#### [DATA SUPPLIED]
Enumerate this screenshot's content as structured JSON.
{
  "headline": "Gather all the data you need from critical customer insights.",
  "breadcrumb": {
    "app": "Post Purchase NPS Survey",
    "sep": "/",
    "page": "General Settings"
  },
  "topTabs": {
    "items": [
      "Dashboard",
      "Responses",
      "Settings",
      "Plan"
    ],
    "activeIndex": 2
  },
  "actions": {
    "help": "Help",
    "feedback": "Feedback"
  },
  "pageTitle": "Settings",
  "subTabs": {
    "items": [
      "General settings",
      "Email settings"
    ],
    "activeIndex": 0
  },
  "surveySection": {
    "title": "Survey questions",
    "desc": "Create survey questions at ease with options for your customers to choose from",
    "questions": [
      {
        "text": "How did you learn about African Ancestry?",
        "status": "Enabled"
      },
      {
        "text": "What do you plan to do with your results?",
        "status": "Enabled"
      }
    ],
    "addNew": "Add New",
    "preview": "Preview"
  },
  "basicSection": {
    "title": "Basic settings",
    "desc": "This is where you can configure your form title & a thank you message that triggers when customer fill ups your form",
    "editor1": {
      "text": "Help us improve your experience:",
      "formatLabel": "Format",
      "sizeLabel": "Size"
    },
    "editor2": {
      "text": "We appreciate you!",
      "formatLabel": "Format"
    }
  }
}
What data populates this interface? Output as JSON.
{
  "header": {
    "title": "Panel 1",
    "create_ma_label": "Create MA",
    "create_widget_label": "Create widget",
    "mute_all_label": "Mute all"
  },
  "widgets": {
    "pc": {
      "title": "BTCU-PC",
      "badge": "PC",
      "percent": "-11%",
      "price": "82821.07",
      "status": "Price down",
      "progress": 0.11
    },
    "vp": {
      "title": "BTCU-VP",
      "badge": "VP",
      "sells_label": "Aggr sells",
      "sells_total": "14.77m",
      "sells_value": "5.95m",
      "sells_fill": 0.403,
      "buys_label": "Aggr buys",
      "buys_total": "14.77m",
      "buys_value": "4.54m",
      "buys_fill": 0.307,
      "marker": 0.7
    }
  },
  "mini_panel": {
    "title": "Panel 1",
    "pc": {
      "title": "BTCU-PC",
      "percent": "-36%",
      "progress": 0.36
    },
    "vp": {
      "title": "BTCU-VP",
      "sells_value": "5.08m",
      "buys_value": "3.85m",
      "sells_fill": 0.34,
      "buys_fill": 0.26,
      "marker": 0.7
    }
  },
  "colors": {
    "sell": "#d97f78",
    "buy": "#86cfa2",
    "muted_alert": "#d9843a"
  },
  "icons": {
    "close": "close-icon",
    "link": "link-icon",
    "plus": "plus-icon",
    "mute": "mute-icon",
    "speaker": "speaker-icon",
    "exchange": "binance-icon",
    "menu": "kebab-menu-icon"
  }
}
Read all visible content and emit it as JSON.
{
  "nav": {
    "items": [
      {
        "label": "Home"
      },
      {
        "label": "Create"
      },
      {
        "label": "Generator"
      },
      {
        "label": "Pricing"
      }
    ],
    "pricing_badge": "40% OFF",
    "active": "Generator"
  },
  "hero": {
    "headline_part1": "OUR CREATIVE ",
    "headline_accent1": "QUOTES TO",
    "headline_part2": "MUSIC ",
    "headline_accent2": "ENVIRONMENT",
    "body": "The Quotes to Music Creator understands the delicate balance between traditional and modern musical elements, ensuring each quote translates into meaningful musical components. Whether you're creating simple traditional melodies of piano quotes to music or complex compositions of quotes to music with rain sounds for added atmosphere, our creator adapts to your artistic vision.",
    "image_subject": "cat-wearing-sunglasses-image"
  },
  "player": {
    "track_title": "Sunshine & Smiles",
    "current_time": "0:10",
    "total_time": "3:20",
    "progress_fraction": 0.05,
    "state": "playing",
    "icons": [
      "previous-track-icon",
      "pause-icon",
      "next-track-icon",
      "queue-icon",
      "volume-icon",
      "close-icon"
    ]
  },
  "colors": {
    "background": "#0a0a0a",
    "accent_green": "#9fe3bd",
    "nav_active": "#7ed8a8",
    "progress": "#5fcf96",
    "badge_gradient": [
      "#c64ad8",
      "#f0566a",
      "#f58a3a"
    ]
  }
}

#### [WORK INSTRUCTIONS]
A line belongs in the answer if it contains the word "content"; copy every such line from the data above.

#### [ANSWER]
Enumerate this screenshot's content as structured JSON.
Read all visible content and emit it as JSON.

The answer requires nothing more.